And now that we’ve established that this is a phenomenal film you will no doubt love if you at all appreciate great cinema—let’s get to the question on everybody’s mind: how’s the de-aging? The central CGI trick upon which the existence of this film is predicated. Honestly, it’s objectively not very good. On a scene-by-scene basis, it does not pass muster. Because its flaws will grow more apparent when you are indeed watching this on Netflix, and the suspension of disbelief created by the sustained black box of a movie theater is broken every time you want to microwave a Hot Pocket at home. At its worst (in the 1950s/1960s scenes, to say nothing of the mercifully brief WWII flashback straight out of Call of Duty), it can feel like you’re watching character renderings of De Niro or Pacino in one of the cash-in Godfather or Scarface games. By the time you get to the characters in the 1970s-set scenes, it’s perfectly fine (getting the characters to their mid-50s, I guess, is about as low as you can convincingly go). But you’ll smirk when Pesci—whose odd facial features actually allow him to come out looking the best (read: least distracting) when de-aged—refers to De Niro as a “young kid.”
But enough nitpicking. In fact, a subtle, unintentional blessing that came from the expensive de-aging process was the fact that Scorsese had to shoot the majority of the film’s scenes with a cumbersome three-camera rig that couldn’t help but restrict him from indulging in too many crazy shots. In fact (while this film does still sport some impressive flexing shots that fly through courtrooms and dolly through nursing homes), this is a film of two shots: shot and reverse-shot. That might sound boring. It’s not. It’s pure cinematic confidence.

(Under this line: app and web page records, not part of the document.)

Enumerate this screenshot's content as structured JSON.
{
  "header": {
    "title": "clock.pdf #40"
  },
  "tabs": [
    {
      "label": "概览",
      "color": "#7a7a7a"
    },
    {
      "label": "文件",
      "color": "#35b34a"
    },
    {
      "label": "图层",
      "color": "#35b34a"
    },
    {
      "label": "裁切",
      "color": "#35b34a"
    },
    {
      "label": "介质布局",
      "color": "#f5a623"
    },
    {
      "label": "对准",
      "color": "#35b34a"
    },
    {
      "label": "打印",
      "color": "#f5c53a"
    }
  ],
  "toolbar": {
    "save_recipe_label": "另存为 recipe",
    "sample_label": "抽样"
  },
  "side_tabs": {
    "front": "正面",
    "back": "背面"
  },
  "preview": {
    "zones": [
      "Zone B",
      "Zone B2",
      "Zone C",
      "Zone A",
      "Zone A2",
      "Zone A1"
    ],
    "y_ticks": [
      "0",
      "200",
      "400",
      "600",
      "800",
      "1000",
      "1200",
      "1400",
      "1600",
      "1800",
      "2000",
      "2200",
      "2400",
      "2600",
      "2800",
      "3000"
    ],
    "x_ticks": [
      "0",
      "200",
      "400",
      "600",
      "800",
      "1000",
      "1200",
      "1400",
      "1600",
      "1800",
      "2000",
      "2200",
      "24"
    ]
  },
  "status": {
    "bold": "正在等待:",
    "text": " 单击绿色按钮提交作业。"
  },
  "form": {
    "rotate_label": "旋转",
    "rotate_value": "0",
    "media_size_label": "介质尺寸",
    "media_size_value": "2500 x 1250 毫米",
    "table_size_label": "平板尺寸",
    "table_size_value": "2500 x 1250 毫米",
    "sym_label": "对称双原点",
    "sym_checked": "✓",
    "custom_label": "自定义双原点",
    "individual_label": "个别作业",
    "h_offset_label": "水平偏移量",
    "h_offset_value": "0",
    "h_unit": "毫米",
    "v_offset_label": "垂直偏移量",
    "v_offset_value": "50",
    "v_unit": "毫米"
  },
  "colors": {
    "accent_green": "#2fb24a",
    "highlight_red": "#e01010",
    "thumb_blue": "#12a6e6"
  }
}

And as we watch scene after scene of characters talking conspiratorially to one another, we are given a full Italian mafia meal worthy of Mario’s. All of this is to say: Watch this thing in a theater! By all means I’m happy that this will live for many Thanksgivings on Netflix alongside Godfather marathons—but the first time you see it (because you will see it multiple times, I’m sure), please just make the effort to get off the couch and allow this to be the out-of-the-house event it deserves to be.
My dad and I discussing the movie over drinks afterwards
Finally, the deceptively intimate visual style culminates in a heartbreakingly lonely shot made even more poignant by its blatant homage to the last shot of John Ford’s THE SEARCHERS. This is a reference that shouldn’t be minimized, as that is one of Marty’s favorite films, and is something that Harvey Keitel’s character extensively talks about in the opening scene of Marty’s first movie, WHO’S THAT KNOCKING AT MY DOOR, which upon thinking about it, provides further proof that perhaps this really should be his final film. I mean, wow, what a perfect bookend. At the very least, it will probably be Scorsese’s final gangster film, made with the men who defined the genre. And as I looked over at my father, bearing his white mane of hair unfortunately not too dissimilar to the one on De Niro’s head, I couldn’t help but feel a twinge of melancholy that this was the last time we would ever experience a new gangster classic together, at least in the way we knew them. But what an ending—to a life; to a film; to a career; to an era of discovering the magic of gangster movies with my father.